Courtney Robinson (left) and Lucy Simpson of Labour Alternative hold boxes of abortion pills which were delivered by drone. Credit: PA

A drone carrying abortion pills has delivered medication to women in Northern Ireland.

Two women took the pills which can be taken up to nine weeks into a pregnancy.

The pro-choice organisers of the stunt described it as an act of solidarity aimed at highlighting the strict abortion laws that exist on both sides of the Irish border.

A drone delivers the pills: Mifepristone and Misoprostol. Credit: PA

We are here to say we are going to defy the law in helping women obtain these pills and we are going to work to make the law unworkable and stand in solidarity with all women who want to have an abortion and have the right to do so in Northern Ireland.

The reason we are doing this is to highlight that these pills are available to women who are not able to travel outside of Northern Ireland for an abortion.

I have no concerns. I know the pills are safe.

As long as politicians in Stormont and the Dail continue to ignore human rights we will continue our campaign.

– Courtney Robinson, a member of pro-choice group Labour Alternative who took the pills
Courtney Robinson of Labour Alternative takes a pill. Credit: PA

Pro-life organisations had vowed to do all in their power to stop the drone, however there was no protest at Narrow Water in Co Down, the site of the landing. Police attended but no action needed to be taken.

The drones were flown from Northern Ireland to Omeath just south of the border to collect the pills. It then flew back again.

In Northern Ireland, the maximum penalty for administering a drug to induce miscarriage is life imprisonment, while in the Irish Republic, the offence of procuring an abortion carries a potential 14-year jail term.

The event was organised by pro-choice groups Alliance For Choice; Rosa; Labour Alternative and Women On Waves. They said no laws had been broken.

Pro-choice activists from the Irish Republic hold signs. Credit: PA

The law is archaic. We are governed in Northern Ireland by an Act which is dated 1861, which is in the dark ages, it's like when dinosaurs were on earth. We think it should be changed radically and we can't really wait any longer.

Thousands of women suffer every year in Northern Ireland and the Republic having to travel abroad for abortions and go through very traumatic times.

We feel now is the time to change legislation.

– Lucy Simpson, of Labour Alternative took the pills
Lucy Simpson of Labour Alternative takes an abortion pill. Credit: PA

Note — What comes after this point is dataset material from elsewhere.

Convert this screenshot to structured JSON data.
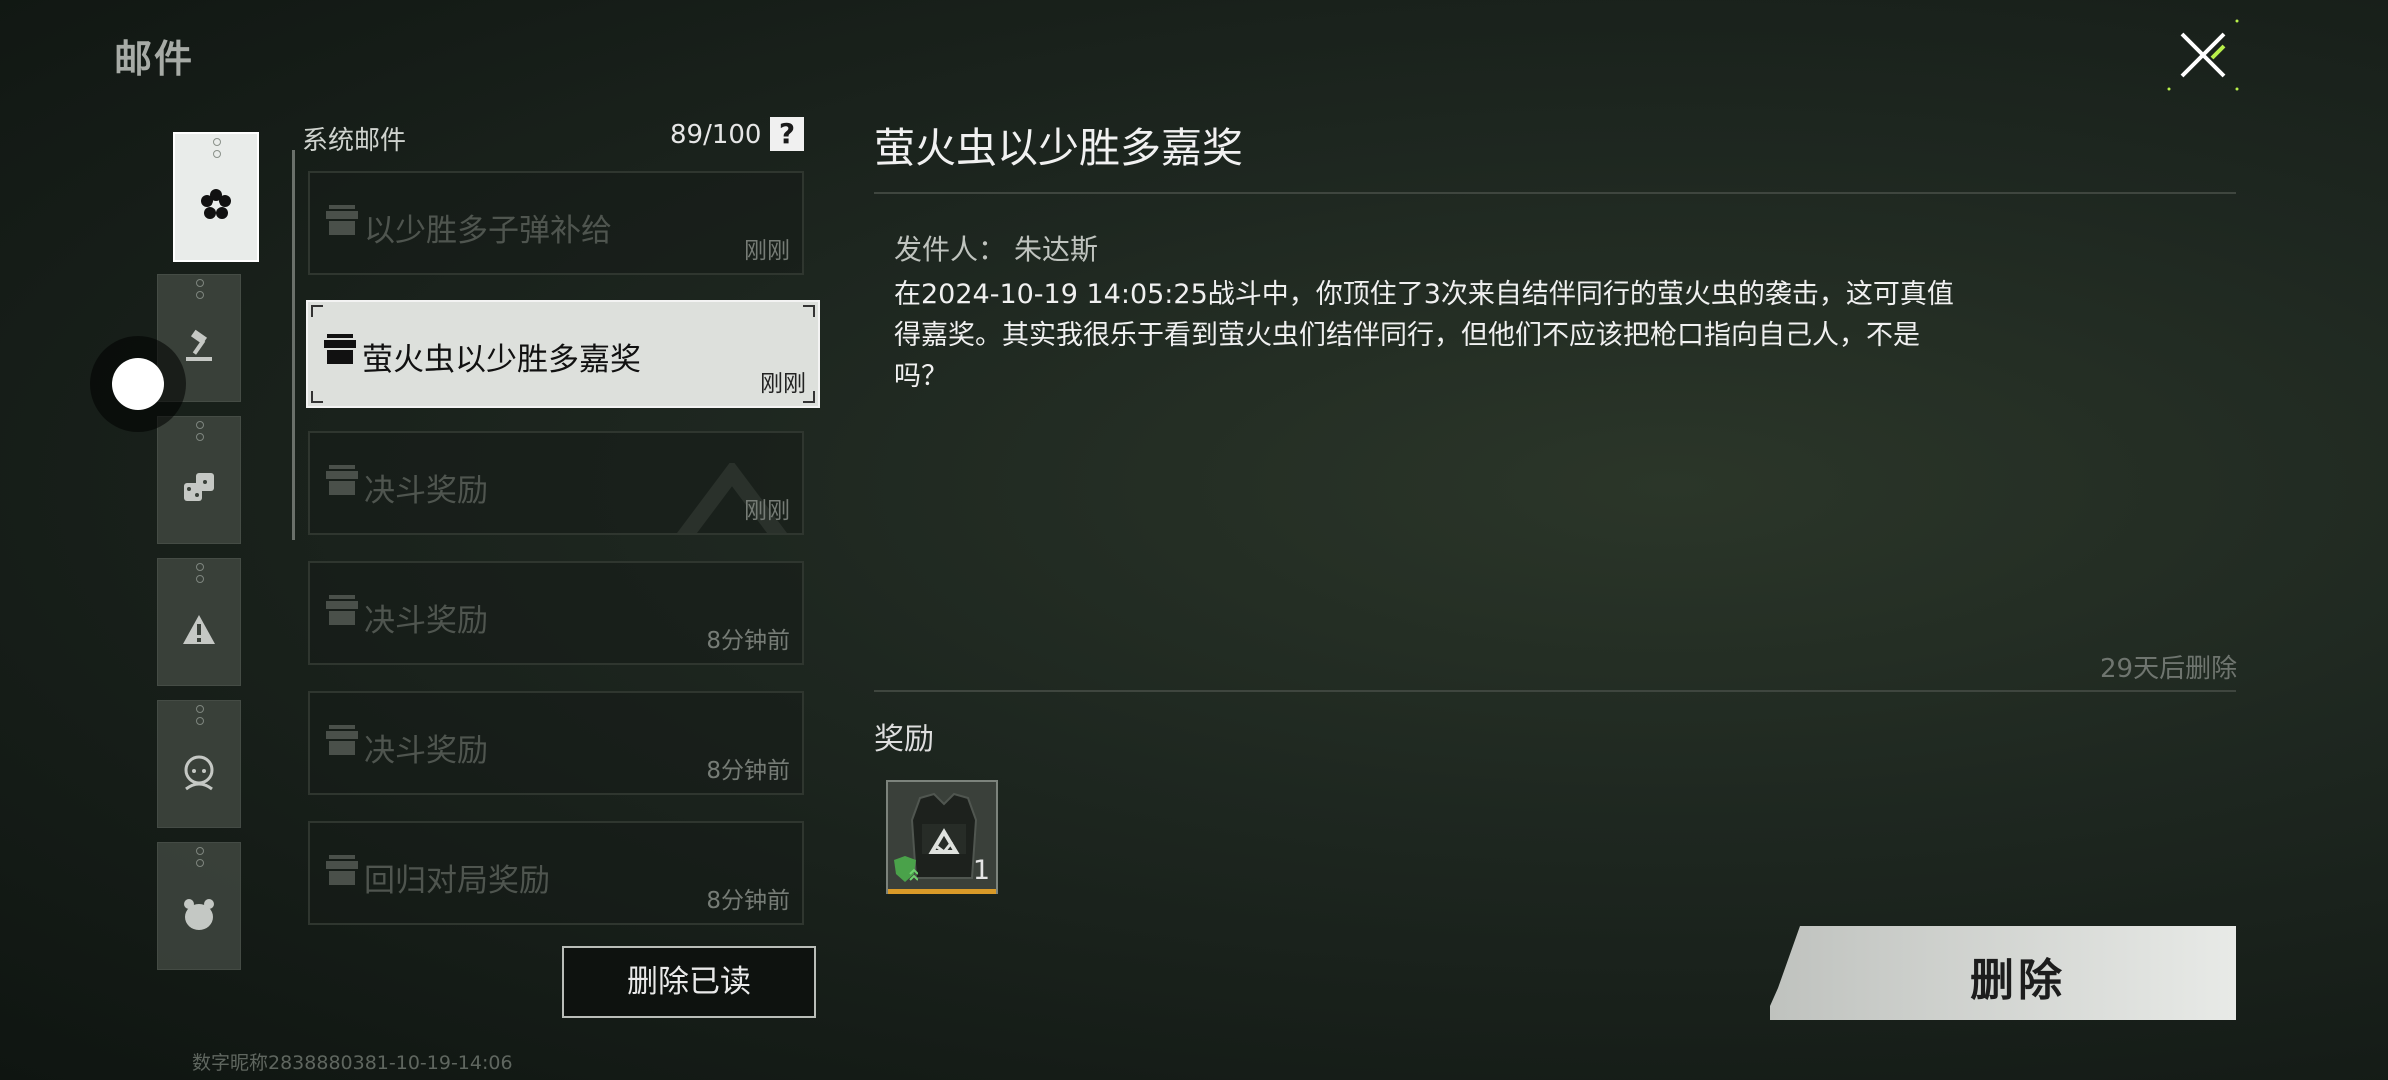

Later in the day campaigners staged a picket outside Belfast High Court where a ruling which found the law in Northern Ireland was incompatible with human rights legislation is being appealed against.

The pills, Mifepristone and Misoprostol, had been prescribed by a doctor and were approved by the World Health Organisation in 2005.

Dutch drone operator Marc Godefroy of Women On Waves prepares to fly a drone. Credit: PA

The 'abortion drone' will mark the different reality for Irish women to access safe abortion services compared to women in other European countries where abortion is legal.

– The pro-choice groups

In April a 21-year-old woman was handed a suspended sentence by a judge in Belfast after she bought drugs on the internet to induce a miscarriage because she could not afford to fly to England.